> BRIEF: In the entries below, count the lines that include the word "остановиться" and reply with the number alone.

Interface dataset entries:
★ ★ ★

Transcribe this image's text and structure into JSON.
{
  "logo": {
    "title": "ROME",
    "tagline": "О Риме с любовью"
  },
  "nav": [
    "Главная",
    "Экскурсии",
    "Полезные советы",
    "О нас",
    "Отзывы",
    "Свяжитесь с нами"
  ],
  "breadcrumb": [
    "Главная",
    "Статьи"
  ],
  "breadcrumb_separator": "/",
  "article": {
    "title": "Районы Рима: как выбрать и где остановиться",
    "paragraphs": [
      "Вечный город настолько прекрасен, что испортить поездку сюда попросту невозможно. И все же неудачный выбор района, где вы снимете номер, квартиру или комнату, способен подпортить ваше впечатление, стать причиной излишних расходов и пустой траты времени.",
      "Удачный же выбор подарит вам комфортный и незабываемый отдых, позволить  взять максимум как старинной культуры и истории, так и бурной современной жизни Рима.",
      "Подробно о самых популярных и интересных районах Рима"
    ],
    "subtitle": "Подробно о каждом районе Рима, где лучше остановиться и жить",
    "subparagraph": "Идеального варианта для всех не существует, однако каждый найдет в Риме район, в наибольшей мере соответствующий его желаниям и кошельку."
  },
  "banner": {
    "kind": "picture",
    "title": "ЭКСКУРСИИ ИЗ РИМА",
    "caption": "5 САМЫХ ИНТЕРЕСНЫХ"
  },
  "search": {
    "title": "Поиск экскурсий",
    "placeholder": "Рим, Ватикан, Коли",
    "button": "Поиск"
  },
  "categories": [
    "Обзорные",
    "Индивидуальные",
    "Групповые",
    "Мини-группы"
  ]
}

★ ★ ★

> RESPONSE AREA: 2